======== Exercise data ========

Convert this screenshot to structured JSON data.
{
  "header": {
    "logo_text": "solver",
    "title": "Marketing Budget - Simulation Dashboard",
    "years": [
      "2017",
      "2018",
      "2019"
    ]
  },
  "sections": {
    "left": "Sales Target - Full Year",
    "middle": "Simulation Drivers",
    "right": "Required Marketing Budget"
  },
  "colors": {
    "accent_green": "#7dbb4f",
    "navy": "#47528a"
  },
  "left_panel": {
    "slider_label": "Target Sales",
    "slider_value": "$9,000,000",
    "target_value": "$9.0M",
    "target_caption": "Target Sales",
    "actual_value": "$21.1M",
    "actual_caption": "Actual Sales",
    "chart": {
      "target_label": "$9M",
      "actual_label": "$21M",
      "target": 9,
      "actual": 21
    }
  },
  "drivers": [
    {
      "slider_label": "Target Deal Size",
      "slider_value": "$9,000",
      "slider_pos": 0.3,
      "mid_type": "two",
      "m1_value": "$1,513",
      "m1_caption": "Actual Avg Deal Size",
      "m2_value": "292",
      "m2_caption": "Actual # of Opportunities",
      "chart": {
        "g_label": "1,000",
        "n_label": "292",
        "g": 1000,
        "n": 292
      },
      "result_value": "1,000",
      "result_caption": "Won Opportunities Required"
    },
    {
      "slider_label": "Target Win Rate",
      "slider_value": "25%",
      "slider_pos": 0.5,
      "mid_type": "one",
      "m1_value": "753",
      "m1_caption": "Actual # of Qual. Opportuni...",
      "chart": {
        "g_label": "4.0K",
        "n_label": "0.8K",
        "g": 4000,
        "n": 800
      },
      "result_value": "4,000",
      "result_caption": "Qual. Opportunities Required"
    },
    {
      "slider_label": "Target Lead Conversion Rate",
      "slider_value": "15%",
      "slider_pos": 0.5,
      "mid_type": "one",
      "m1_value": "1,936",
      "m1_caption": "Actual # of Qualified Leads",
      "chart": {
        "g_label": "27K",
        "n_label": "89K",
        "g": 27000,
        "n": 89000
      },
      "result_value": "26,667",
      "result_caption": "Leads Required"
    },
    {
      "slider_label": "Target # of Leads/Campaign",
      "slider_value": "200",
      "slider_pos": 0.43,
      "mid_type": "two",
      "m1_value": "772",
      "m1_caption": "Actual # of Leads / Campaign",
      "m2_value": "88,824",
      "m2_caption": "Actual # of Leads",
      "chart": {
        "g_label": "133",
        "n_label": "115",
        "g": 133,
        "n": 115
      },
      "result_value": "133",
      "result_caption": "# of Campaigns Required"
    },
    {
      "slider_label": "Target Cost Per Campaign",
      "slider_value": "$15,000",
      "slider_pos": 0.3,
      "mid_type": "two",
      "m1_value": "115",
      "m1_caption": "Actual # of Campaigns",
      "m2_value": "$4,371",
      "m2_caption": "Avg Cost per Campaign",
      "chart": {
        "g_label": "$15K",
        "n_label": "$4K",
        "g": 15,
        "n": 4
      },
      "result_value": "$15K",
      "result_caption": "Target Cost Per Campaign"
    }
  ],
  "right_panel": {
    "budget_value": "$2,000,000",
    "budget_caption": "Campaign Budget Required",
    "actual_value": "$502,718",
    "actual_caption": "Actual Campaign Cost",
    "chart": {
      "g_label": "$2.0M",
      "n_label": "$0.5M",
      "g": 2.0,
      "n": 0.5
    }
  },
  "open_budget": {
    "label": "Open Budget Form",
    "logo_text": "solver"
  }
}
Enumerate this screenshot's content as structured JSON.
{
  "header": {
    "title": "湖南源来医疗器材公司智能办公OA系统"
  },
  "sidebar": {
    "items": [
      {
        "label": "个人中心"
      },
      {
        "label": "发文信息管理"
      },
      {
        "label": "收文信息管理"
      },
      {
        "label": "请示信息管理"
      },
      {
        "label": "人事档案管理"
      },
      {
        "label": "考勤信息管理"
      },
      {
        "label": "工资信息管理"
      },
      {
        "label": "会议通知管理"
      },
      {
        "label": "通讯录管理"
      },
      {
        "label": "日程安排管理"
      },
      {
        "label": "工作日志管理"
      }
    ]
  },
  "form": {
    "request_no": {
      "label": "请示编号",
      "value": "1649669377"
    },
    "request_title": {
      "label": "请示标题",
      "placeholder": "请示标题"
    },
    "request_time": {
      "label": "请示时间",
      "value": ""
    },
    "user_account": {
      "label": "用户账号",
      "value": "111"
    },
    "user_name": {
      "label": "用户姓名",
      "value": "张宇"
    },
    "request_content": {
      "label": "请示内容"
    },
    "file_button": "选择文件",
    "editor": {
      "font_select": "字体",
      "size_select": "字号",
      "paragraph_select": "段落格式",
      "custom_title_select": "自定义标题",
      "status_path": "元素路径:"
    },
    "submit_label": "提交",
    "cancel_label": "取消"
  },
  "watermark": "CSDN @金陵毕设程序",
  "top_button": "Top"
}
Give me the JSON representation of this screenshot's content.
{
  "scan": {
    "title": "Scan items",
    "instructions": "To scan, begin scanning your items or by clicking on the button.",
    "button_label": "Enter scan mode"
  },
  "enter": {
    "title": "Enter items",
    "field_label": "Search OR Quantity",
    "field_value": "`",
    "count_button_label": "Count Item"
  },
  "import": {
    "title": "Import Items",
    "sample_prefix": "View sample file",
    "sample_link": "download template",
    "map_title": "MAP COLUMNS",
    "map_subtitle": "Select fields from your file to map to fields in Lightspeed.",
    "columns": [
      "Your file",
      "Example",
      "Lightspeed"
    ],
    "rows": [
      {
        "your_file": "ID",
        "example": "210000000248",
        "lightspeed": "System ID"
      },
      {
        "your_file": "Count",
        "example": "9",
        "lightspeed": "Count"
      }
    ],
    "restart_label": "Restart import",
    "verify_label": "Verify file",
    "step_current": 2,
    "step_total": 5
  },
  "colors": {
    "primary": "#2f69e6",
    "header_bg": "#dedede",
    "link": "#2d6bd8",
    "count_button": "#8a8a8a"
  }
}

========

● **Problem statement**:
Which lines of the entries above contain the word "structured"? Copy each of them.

● **Exercise output**:
Convert this screenshot to structured JSON data.
Enumerate this screenshot's content as structured JSON.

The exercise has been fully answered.